  4. MRIs and x-rays, along with nerve blocks, are used to isolate and diagnose a point of lameness which has ALWAYS first been identified by the owner - otherwise the vet would never have been called in!  If the owner has the horse back home and is confident that the horse is sound, don't knock it - owners are some of the pickiest people you will ever meet, and they know their own horses inside out :-)   Contrary to the poster on HHO, although I have met many owners who have refused to work their horses while they are lame or on bute - even if the vet has advised it - I have never met one who was prepared to work a lame horse.
  5. As a matter of interest, my old horse, Ghost, was diagnosed with bone damage to the navicular bone and was re-xrayed (at a cost of several hundred pounds to me) in 2007 after he had been sound for some years.  The vet who took the x-rays said his navicular bone was as clean as a whistle, but for research purposes that is useless, as we had moved from Hampshire to Devon so 2 different vets were involved, not to mention the fact that the original x-rays were film and the follow-ups digital. 
  6. Not all "barefoot" trimmers are equal, and very little about lameness rehabilitation is to do with trimming - you can lame a horse with a bad trim but you won't make it sound with a good trim.  We've had 2 barefoot horses come here as rehabs, after all :-)
Sorry for the verbiage, but it is just a teeny bit frustrating on occasions that other people aren't as excited by horses becoming sounder as I am...I agree its not perfect, but surely its a start?

ETA: I've had another look at the HHO thread and there is a great comment from the original poster - hope they don't mind me quoting them here:

"I would have thought at least one vet would have channelled their amazement at the recovery into something productive (said scans, x-rays, MRI) so that if they come to that point with another client's horse they have another proven option available."
Yep, you would have thought so, wouldn't you?  Actually, Jeremy Hyde at Eqwest did precisely that, and it was he who helped set up Project Dexter, but for the other vets its difficult - they see one horse come down here but once it goes home it is seen as a one-off, a freak for which rehab worked - despite me sending them the details of the other horses who've gone through the project.  I always update vets with photos, video clips and copies of the research updates but if that doesn't interest them I am not sure what else I can do.  For the vets, as well, of course, lack of research is a problem, so the whole thing becomes a vicious circle, only broken when owners are brave enough to research things for themselves and come across other owners who've done the same...  

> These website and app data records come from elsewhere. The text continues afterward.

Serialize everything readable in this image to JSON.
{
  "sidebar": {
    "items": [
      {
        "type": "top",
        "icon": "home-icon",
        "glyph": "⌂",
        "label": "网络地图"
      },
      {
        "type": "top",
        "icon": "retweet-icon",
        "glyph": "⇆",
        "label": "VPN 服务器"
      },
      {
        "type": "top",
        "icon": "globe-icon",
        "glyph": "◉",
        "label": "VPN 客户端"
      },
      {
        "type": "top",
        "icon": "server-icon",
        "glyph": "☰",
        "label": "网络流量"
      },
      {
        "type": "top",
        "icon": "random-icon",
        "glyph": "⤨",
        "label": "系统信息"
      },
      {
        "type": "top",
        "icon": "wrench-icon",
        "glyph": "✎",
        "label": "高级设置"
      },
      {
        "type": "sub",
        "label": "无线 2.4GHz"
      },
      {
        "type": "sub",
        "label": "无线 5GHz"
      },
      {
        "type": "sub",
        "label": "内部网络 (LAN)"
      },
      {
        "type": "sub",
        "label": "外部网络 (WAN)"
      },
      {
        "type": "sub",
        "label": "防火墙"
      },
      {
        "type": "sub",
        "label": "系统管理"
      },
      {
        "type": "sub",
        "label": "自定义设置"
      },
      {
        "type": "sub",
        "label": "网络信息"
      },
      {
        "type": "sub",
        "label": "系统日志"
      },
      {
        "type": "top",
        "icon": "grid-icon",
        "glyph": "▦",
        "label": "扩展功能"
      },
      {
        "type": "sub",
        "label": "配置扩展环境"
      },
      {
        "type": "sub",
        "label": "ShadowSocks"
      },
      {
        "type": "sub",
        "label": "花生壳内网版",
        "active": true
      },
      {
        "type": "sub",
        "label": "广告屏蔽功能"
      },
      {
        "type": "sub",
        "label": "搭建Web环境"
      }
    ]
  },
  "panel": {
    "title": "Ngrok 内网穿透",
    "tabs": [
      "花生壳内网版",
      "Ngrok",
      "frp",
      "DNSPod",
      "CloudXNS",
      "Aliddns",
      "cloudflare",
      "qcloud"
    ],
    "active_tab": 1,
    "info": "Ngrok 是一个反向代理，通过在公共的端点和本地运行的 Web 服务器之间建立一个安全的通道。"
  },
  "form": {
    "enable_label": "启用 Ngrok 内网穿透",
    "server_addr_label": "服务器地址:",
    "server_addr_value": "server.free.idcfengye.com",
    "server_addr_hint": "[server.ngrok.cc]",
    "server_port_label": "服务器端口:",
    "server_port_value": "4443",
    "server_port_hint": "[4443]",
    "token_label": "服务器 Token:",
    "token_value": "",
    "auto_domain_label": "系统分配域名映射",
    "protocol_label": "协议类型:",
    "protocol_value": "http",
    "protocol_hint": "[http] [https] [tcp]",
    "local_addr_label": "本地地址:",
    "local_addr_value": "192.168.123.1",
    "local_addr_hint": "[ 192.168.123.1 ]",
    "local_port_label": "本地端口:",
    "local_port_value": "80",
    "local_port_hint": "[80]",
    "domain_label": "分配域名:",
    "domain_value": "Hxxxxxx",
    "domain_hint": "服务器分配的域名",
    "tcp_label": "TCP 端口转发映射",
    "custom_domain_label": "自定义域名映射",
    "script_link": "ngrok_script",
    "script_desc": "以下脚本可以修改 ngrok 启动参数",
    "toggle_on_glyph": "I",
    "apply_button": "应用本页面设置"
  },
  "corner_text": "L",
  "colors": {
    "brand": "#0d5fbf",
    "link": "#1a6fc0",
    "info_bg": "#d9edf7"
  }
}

1 comment:

Clare said...

Polly came to see Paul today and jumped him in the indoor school, she was mightly impressed with his progress! She is a vet that definately has a different outlook on DDFT / "Navicular syndrome" and would probably recommend rehab before remedial shoeing after her visit to Rockley. Some progress has been made and long may it last! :-)